── Data excerpts ──

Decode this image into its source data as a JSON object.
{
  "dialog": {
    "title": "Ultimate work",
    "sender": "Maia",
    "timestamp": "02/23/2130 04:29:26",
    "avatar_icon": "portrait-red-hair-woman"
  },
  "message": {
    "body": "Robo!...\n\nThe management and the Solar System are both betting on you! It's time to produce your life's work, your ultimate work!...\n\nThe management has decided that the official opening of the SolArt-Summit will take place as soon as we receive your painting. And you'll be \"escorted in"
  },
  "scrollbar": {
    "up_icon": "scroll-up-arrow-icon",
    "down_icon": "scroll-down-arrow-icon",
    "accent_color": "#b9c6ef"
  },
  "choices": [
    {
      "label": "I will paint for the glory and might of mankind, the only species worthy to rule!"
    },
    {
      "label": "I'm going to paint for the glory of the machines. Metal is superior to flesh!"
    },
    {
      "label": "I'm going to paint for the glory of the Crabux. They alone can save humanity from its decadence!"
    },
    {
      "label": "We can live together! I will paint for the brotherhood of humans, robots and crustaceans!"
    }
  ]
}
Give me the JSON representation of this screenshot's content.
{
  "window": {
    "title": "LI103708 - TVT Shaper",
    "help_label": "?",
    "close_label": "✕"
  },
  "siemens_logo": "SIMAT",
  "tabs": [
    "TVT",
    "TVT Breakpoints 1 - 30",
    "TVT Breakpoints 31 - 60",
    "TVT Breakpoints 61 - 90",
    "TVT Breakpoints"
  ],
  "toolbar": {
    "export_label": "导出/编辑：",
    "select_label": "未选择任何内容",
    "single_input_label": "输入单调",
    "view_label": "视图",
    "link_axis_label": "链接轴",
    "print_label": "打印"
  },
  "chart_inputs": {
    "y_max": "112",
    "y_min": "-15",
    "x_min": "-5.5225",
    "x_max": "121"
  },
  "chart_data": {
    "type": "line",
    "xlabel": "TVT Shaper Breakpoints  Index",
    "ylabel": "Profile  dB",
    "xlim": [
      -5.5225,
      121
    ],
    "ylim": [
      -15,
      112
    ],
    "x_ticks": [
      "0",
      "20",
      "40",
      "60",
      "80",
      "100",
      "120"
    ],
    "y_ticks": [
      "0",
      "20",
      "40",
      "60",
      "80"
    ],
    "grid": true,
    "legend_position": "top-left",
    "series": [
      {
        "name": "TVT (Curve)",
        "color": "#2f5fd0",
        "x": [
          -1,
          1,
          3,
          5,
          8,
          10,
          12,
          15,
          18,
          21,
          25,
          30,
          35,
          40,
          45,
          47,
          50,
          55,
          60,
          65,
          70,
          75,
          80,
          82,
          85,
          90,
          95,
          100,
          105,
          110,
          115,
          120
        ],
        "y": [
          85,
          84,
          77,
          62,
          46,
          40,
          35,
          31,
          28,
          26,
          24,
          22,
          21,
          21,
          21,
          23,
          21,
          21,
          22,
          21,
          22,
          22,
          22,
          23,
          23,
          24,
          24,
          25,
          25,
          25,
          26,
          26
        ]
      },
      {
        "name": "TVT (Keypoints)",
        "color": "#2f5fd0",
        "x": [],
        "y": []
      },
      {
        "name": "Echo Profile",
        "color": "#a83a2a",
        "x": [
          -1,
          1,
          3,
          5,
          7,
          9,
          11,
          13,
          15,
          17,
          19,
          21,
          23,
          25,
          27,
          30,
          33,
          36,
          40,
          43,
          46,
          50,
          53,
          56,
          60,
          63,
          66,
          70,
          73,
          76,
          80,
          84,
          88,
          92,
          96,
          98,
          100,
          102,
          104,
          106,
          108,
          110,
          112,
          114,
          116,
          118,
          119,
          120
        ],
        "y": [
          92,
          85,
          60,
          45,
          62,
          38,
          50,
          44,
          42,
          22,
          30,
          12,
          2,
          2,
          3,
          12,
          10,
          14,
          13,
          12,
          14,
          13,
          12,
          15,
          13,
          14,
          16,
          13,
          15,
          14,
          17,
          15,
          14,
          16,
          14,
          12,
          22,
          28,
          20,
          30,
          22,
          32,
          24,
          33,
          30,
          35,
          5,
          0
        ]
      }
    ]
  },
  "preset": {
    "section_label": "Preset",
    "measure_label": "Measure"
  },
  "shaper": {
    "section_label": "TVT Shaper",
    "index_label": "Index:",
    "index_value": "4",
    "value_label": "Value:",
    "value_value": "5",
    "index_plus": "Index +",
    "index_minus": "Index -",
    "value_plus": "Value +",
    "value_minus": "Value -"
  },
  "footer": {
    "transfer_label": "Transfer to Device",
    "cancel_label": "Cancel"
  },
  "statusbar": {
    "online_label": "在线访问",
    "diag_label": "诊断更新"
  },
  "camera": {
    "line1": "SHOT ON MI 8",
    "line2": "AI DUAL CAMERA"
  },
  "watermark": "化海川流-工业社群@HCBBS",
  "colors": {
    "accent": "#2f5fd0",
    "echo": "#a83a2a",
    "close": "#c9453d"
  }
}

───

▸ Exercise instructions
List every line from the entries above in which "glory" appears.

▸ Answer area
      "label": "I will paint for the glory and might of mankind, the only species worthy to rule!"
      "label": "I'm going to paint for the glory of the machines. Metal is superior to flesh!"
      "label": "I'm going to paint for the glory of the Crabux. They alone can save humanity from its decadence!"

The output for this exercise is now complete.